Investors and founders both agree that a data room is a vital part of venture capital deals during the initial stages. They offer a central location to keep important documents and data during the due diligence process. It is now easier for startups than ever before to create and manage data rooms. However, it is difficult to determine if a startup really needs one. If there’s no information that’s confidential in a financial report, or no sensitive industry information in the company’s strategy document, a startup may be fine without a data room.
In the past companies would store sensitive or proprietary documents in a secured room for potential buyers to review as part of the due diligence process. These documents are now how to raise capital on kickstarter and indiegogo often stored in a virtual investor data room.
Investors require access to a vast amount of information in order to assess a startup’s value and make an informed investment decision. Rather than sending multiple spreadsheets that could easily get lost or outdated, it is much more efficient to transfer these files to an investor data room.

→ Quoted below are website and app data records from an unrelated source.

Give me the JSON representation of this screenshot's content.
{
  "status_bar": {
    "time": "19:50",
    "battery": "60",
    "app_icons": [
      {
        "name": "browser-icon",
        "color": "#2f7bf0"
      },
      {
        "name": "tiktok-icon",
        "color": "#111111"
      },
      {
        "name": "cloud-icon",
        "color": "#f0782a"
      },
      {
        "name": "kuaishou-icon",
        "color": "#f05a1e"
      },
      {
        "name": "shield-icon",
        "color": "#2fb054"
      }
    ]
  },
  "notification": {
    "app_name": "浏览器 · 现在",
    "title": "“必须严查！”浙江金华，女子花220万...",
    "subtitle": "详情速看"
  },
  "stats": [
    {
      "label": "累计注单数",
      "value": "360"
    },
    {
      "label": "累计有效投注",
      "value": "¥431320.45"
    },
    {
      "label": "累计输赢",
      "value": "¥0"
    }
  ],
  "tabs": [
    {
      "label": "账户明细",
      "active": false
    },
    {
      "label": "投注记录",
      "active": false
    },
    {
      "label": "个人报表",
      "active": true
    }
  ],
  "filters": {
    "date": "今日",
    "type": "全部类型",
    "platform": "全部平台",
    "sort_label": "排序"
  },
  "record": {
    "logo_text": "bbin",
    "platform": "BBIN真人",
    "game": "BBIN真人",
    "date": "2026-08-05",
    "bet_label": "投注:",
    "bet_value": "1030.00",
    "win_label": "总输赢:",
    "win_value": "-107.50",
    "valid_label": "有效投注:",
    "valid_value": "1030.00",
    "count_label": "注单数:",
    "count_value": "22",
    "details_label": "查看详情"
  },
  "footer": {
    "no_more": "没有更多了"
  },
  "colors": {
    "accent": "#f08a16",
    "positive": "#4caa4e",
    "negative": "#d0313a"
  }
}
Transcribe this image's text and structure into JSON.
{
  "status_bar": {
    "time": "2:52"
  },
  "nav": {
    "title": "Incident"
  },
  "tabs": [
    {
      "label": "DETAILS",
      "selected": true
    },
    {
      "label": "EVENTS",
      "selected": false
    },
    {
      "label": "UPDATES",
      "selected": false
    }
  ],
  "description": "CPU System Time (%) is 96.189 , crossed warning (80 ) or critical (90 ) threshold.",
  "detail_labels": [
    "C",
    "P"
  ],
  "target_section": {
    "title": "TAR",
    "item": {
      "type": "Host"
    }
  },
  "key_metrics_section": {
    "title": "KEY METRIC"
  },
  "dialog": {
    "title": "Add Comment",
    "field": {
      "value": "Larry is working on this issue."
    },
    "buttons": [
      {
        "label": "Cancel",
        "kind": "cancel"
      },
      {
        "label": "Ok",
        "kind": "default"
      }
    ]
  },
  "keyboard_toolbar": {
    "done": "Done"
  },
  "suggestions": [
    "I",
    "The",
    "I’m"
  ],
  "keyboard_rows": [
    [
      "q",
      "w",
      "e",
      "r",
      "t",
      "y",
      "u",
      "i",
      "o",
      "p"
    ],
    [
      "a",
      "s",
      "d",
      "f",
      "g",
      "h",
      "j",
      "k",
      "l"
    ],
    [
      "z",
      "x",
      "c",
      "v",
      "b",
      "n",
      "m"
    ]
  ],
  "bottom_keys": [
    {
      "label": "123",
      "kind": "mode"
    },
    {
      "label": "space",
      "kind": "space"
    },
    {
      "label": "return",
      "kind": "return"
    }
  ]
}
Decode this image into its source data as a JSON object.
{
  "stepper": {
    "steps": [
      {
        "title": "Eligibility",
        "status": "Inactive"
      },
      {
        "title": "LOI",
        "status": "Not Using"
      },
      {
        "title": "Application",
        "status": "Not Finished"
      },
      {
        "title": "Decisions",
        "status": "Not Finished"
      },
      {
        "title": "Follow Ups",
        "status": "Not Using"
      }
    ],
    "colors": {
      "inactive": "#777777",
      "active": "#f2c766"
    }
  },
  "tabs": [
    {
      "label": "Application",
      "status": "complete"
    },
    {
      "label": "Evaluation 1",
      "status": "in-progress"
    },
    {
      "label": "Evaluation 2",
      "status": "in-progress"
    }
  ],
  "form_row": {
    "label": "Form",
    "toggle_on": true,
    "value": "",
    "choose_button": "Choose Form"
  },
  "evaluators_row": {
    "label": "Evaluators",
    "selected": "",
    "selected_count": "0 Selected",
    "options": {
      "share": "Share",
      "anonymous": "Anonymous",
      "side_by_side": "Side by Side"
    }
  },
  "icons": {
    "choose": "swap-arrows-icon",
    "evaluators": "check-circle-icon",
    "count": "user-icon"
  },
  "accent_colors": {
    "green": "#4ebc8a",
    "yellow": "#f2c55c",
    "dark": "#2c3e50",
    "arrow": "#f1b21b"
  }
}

The key to building an effective investor data room is organization. The first step is to create an overview folder with all the essential pieces of data that you will be sharing with investors. The folder should contain your pitch, a basic overview of financials (cash metrics and P&L projections) and a cap table, list of pending and commited investments, and any research you’ve conducted yourself. Finally, it is also important to provide references from customers and references to show that your company is successful in the market.